Data quadrants and number of observations used to develop and to verify the Statistical Contrail Forecast Models

Regression coefficients and standardized coefficients (St coeff) for each statistical model. Standardized coefficient = coefficient_{Xi} × (standard deviation_{Xi}/standard deviation_{Y}), *X _{i}* = predictors,

*Y*= predictand. Predictors are given as follows. temp: temperature*, temp2: temp × temp*, rh: relative humidity*, temprh: temp × rh*, rh2: rh × rh*, temp2rh2: temprh × temprh*, ws: mixing ratio*, es: saturation vapor pressure*, troptemp: temperature at tropopause, rh300: rh at 300 hPa, rh200: rh at 200 hPa, windspd: wind speed*, wnddir: wind direction*, pre: pressure*, altd: altitude*, speed: aircraft speed, maxspeed: maximum wind speed**, maxdir: direction of maximum wind speed**, maxheight: height of maximum wind speed**, ra32avgdp:[(rh + rh300 + rh200)/3]/[max(pre, 300, 200) − min(pre, 300, 200)], drdpa2: (rh200 − rh)/(pre − 200). Here, * indicates at flight level, ** indicates in sounding

Distribution of correct and incorrect contrail forecasts for the Statistical Contrail Forecast Models. Yes/FYes: observed contrail occurrences forecast as contrail occurrences; Yes/FNo: observed contrail occurrences forecast as contrail nonoccurrences; No/FYes: observed contrail nonoccurrences forecast as contrail occurrences; No/FNo: observed contrail nonoccurrences forecast as contrail nonoccurrences; #Correct: total number of correct forecasts; # Forecasts: total number of forecasts

Distribution of correct and incorrect contrail forecasts for the Schrader contrail forecast models.
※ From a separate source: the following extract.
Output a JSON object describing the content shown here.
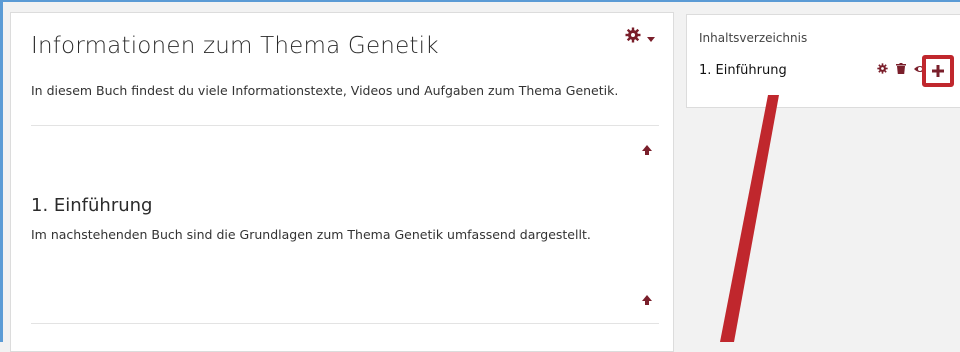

Yes/FYes: observed contrail occurrences forecast as contrail occurrences; Yes/FNo: observed contrail occurrences forecast as contrail nonoccurrences; No/FYes: observed contrail nonoccurrences forecast as contrail occurrences; No/FNo: observed contrail nonoccurrences forecast as contrail nonoccurrences; #Correct: total number of correct forecasts; # Forecasts: total number of forecasts

Comparison of the ILR Statistical Contrail Forecast Model, the Quad Avg Statistical Contrail Forecast Model, and the Schrader 40/70/10 contrail forecast model statistics. All calculated *p* values were < 0.001. POD/Y, FAR/Y, CSI/Y, and POD/N, FAR/N, CSI/N: probability of detection, false alarm rate, and critical success index for observed contrail occurrences and observed contrail nonoccurrences, respectively; bias: bias ratio; PC: percent correct forecasts; VDS: discriminant *V* score

Formula table. POD/Y, FAR/Y, CSI/Y, and POD/N, FAR/N, CSI/N: probability of detection, false alarm rate, and critical success index for observed contrail occurrences and observed contrail nonoccurrences, respectively; bias ratio: bias ratio; PC: percent correct forecasts; VDS: discriminant *V* score. Here, A, B, C, and D are elements in a 2 × 2 contingency table as shown in Table 8, and *N* is the total number of observations

Contingency Table. Fcst yes: forecast yes; Fcst no: forecast no; Obs yes: observed yes; Obs no: observed no